Raw salt cod with peppers

A starter for six or an hors d’oeuvre for quite a few more

Ingredients
400g fresh cod loin
100g coarse sea salt
large, fleshy red peppers (or a mixture of red and yellow)
10 basil leaves
A little pinch of chilli flakes to accentuate the flavour of the peppers
  1. The day before, rinse the cod fillet and dry with kitchen paper. Lay half the salt on a plate or plastic container and place the cod on top before adding more salt. Cover with film and refrigerate overnight.
  2. The next day, rinse off the salt and soak the cod in cold water for three hours. While the flesh will be much more dense than the original — it will have yielded a lot of water — it should no longer taste salty.
  3. Massage the peppers with a little olive oil and scorch the flesh, either under a very hot grill or directly on a naked flame. When every face has been blackened, place the peppers in a plastic bag, knot the top and leave them to sweat for 15 minutes. Take the peppers out of the bag and ease off the blackened skin before removing the stalks. Scrape out all the seeds and cut the flesh into strips half a centimetre wide. Add a sprinkling of chilli flakes.
  4. Cut the cod into half-centimetre slices straight down to the skin, removing the skin as you do so. Cut these slices into strips the same size as the peppers. Mix with the peppers and season with crushed pepper. Taste for seasoning (the salt in the cod should suffice) and dress with very good olive oil. Garnish with basil and serve with toast or bruschetta or on its own. 
© Andy Sewell

Lemon and onion salad

Normally an appetiser — the lemon certainly stimulates the appetite — this salad is also an excellent condiment to a piece of grilled fish such as sea bass or bream.

Ingredients
large unwaxed lemons
medium onions
 a small bunch of mint
Olive oil
  1. Cut the lemons across the top and the base to reveal the flesh at each end. Cut in half through the centre (as opposed to across the middle) and lay flesh side down on the board. Again cutting down from top to bottom, make two cuts to produce three segments. Keeping the half lemon intact, cut across the three segments to produce thin little triangles. Place in a bowl.
  2. Peel and slice the onions very finely and soak briefly in cold water. Drain well and add to the lemon. Pick and wash the mint leaves before adding. Season well with sea salt and a little black pepper. Turn with some good olive oil before leaving to macerate for an hour. Serve on toast.

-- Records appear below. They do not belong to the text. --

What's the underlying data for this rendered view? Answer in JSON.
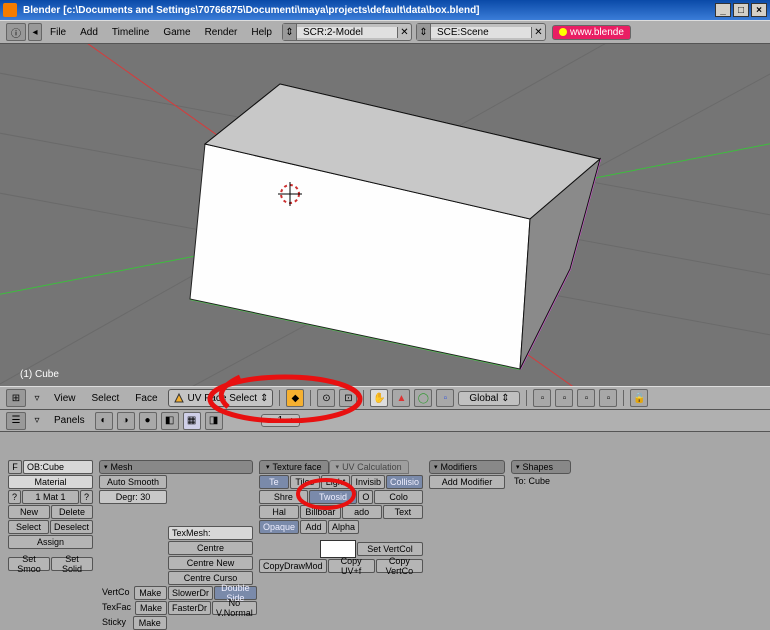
{
  "titlebar": {
    "app": "Blender",
    "path": "[c:\\Documents and Settings\\70766875\\Documenti\\maya\\projects\\default\\data\\box.blend]"
  },
  "menubar": {
    "items": [
      "File",
      "Add",
      "Timeline",
      "Game",
      "Render",
      "Help"
    ],
    "screen": "SCR:2-Model",
    "scene": "SCE:Scene",
    "link": "www.blende"
  },
  "viewport": {
    "object_label": "(1) Cube"
  },
  "header3d": {
    "menus": [
      "View",
      "Select",
      "Face"
    ],
    "mode": "UV Face Select",
    "orientation": "Global"
  },
  "panels_header": {
    "label": "Panels",
    "spin": "1"
  },
  "buttons": {
    "link_obdata": {
      "prefix": "F",
      "value": "OB:Cube"
    },
    "material": "Material",
    "mat_slot": "1 Mat 1",
    "new": "New",
    "delete": "Delete",
    "select": "Select",
    "deselect": "Deselect",
    "assign": "Assign",
    "set_smooth": "Set Smoo",
    "set_solid": "Set Solid",
    "mesh_title": "Mesh",
    "auto_smooth": "Auto Smooth",
    "degr": "Degr: 30",
    "vertcol_label": "VertCo",
    "vertcol_make": "Make",
    "texface_label": "TexFac",
    "texface_make": "Make",
    "sticky_label": "Sticky",
    "sticky_make": "Make",
    "texmesh": "TexMesh:",
    "centre": "Centre",
    "centre_new": "Centre New",
    "centre_cursor": "Centre Curso",
    "slowerdr": "SlowerDr",
    "fasterdr": "FasterDr",
    "double_sided": "Double Side",
    "no_vnormal": "No V.Normal",
    "texface_panel": "Texture face",
    "uvcalc_panel": "UV Calculation",
    "tex": "Te",
    "tiles": "Tiles",
    "light": "Light",
    "invisib": "Invisib",
    "collisio": "Collisio",
    "shared": "Shre",
    "twosid": "Twosid",
    "o": "O",
    "colo": "Colo",
    "halo": "Hal",
    "billboard": "Billboar",
    "ado": "ado",
    "text": "Text",
    "opaque": "Opaque",
    "add": "Add",
    "alpha": "Alpha",
    "set_vertcol": "Set VertCol",
    "copy_drawmode": "CopyDrawMod",
    "copy_uv": "Copy UV+f",
    "copy_vertcol": "Copy VertCo",
    "modifiers": "Modifiers",
    "add_modifier": "Add Modifier",
    "to_cube": "To: Cube",
    "shapes": "Shapes"
  }
}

Photographs: Andy Sewell

Get alerts on Food & Drink when a new story is published

Copyright The Financial Times Limited 2018. All rights reserved.

Follow the topics in this article